EXERCISE | Without leaving out a single line, restate the entries below exactly.

*** Opening DATA RECORDS ***

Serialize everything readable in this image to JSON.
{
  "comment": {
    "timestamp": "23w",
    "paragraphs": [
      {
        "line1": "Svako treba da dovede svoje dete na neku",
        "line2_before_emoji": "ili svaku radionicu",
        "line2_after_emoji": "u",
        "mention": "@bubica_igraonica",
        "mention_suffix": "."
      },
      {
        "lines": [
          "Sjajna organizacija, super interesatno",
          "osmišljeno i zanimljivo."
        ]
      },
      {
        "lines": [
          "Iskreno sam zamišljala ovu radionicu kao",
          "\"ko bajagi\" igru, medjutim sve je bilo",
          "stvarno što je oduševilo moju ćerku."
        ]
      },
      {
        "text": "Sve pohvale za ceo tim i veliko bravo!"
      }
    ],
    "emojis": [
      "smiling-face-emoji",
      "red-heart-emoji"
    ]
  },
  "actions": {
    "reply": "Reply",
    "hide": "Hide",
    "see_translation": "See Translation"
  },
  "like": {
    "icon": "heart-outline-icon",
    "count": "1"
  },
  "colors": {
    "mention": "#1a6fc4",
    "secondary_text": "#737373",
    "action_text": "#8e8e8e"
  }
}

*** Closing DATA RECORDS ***

WRITTEN ANSWER |
Serialize everything readable in this image to JSON.
{
  "comment": {
    "timestamp": "23w",
    "paragraphs": [
      {
        "line1": "Svako treba da dovede svoje dete na neku",
        "line2_before_emoji": "ili svaku radionicu",
        "line2_after_emoji": "u",
        "mention": "@bubica_igraonica",
        "mention_suffix": "."
      },
      {
        "lines": [
          "Sjajna organizacija, super interesatno",
          "osmišljeno i zanimljivo."
        ]
      },
      {
        "lines": [
          "Iskreno sam zamišljala ovu radionicu kao",
          "\"ko bajagi\" igru, medjutim sve je bilo",
          "stvarno što je oduševilo moju ćerku."
        ]
      },
      {
        "text": "Sve pohvale za ceo tim i veliko bravo!"
      }
    ],
    "emojis": [
      "smiling-face-emoji",
      "red-heart-emoji"
    ]
  },
  "actions": {
    "reply": "Reply",
    "hide": "Hide",
    "see_translation": "See Translation"
  },
  "like": {
    "icon": "heart-outline-icon",
    "count": "1"
  },
  "colors": {
    "mention": "#1a6fc4",
    "secondary_text": "#737373",
    "action_text": "#8e8e8e"
  }
}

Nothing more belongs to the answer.